See Famous Midcentury Modern Homes From Your Sofa: Restore Oregon’s Virtual Tour

In-person home tours have been canceled or postponed due to the coronavirus pandemic, but the venerable Restore Oregon preservation organization has come up with a new way to experience its 10th annual Mid-Century Modern Design Series: A virtual tour of architecturally significant, Portland area residences, with all the details, from art to interior design, visible as you navigate through the rooms.

“We are really excited to use world-class technology to give Oregonians and the world access to our Pacific Northwest modern masters’ work,” says Jeannette Shupp of Restore Oregon.

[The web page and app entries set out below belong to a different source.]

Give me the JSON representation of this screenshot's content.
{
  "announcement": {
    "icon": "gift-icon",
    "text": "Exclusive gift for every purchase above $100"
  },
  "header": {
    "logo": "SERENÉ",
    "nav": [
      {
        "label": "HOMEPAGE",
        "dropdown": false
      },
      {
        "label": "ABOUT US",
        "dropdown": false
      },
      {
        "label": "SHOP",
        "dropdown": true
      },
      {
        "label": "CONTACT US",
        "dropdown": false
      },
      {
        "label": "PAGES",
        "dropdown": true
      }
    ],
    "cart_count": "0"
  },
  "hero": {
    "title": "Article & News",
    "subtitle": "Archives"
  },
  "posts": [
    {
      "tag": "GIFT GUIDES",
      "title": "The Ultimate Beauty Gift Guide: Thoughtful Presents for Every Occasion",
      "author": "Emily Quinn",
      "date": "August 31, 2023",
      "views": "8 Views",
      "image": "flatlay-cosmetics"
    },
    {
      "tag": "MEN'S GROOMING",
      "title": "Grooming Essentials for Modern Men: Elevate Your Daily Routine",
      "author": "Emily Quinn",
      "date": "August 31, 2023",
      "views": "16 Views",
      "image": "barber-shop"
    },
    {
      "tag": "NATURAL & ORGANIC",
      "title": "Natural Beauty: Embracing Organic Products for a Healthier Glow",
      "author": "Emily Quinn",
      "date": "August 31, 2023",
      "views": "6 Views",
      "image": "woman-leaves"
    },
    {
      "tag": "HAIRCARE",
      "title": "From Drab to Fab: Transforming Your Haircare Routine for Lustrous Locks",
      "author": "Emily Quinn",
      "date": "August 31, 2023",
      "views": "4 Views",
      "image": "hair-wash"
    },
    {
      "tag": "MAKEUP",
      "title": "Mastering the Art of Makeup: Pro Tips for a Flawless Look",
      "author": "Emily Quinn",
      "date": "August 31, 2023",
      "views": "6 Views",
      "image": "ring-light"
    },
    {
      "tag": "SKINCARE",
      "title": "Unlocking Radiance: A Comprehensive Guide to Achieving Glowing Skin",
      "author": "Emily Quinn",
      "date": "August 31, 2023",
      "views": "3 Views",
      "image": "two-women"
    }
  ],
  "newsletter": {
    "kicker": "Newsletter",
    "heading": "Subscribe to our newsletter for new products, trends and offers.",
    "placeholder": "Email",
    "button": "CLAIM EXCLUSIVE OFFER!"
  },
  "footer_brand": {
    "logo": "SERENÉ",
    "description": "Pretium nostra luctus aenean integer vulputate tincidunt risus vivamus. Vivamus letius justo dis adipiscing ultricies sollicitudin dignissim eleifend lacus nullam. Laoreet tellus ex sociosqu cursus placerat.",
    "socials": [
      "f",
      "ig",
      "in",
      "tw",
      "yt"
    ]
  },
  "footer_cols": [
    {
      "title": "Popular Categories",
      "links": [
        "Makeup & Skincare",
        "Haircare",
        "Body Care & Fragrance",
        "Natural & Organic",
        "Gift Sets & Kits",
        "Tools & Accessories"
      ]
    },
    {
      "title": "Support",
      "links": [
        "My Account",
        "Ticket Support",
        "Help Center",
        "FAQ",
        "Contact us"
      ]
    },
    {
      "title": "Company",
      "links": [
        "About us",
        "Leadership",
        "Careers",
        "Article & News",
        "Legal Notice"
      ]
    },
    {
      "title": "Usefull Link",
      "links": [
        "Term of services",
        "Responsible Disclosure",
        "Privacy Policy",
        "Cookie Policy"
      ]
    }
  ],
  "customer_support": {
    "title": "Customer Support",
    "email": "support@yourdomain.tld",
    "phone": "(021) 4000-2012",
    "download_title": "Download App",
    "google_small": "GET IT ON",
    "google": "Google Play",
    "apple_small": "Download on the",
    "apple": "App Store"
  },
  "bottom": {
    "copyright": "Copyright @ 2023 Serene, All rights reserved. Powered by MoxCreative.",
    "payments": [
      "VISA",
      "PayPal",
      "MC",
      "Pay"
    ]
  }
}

The fundraising tour, which can be enjoyed online anytime now through July 26, is possible because of three-dimensional, digital photography and Matterport work by 360 PDX Real Estate Photography.

A ticket ($50, restoreoregon.Tofinoauctions.Com/mcm2020/register/ticket_sales) to the 360°-Virtual Home Tour grants access to three of the Pacific Northwest’s most celebrated early modern homes, which showcase the use of native wood, stone and glass to achieve elegance.

Also included with each ticket is a digital tour book, “Admiring the Masters of Northwest Regional Modern Architecture,” which profiles six stellar architects and displays interior and exterior photographs of one of their projects. Most photos have never before been shared with the public.

The inventive modern dwellings designed decades ago continue to influence today’s coveted open floor plans and desire for a strong connection to the outdoors.

The home tour opens the doors to privately owned residences as well as John Yeon’s monumental Watzek House, which is managed by the University of Oregon’s John Yeon Center for Architecture and the Landscape.

Yeon’s courtyard-centered 1937 Watzek House and Pietro Belluschi’s revolutionary 1938 Sutor House with curved zebrawood walls, both in Portland’s Southwest Hills, are the earliest examples of these renowned architects’ resourcefulness, restraint and reliance on natural materials and light to harmonize with a picturesque setting.

Walter Gordon’s 1953 Copenhagen House in Lake Oswego, which is also on the virtual tour, is another exemplar of simplicity and beauty.

Three other homes do not have a 3D tour, but information and photos are part of the digital tour book.

These include Frank Shell’s 1958 Blosser Whitehead House, with two-story transparent walls in Southeast Portland. The home once welcomed Apple co-founder Steve Jobs, fashion designer Emilio Pucci and the owners’ other Reed College guests.

John Storrs’ 1962 handsome house for a doctor and Jantzen swim cap designer in Southwest Portland is also profiled. The home was recently restored to expose the natural Douglas fir, hemlock and other patinated and textured wood Storrs saw as an “understandable, romantic material.”

Portland interior designer Vicki Simon reinstated the clean lines muddled by a 1980s remodel and executed upgrades that appear seamlessly alongside Storrs’ original vision.

And a 1975 dwelling in Southwest Portland exhibits the pleasing proportions of architect Saul Zaik, an innovative modernist and preservation supporter who passed away on Jan. 4, 2020.

John Storrs

An easy-to-ignore 1962 dwelling in Southwest Portland’s Lynnridge neighborhood has been restored and updated by Vicki Simon Interior Design to reflect architect John Storrs’ original vision. Photography David Papazian PhotographyDavid Papazian Photography

The 10th annual Mid-Century Modern Design Series also has 20-minute webinars ($25 for all) that are accessible on demand.

Topics for the online lectures are the history of Pacific Northwest modernism by Katelyn Weber; buying and selling Pacific Northwest mid-century modern architecture by Marisa Swenson; and design and renovation of the 1962 John Storrs’ house by Vicki Simon.

Restore Oregon’s design series is the nonprofit’s largest educational and fundraising events of the year. The series is sponsored by Portland remodeling company Arciform.

Source: togel online via pulsa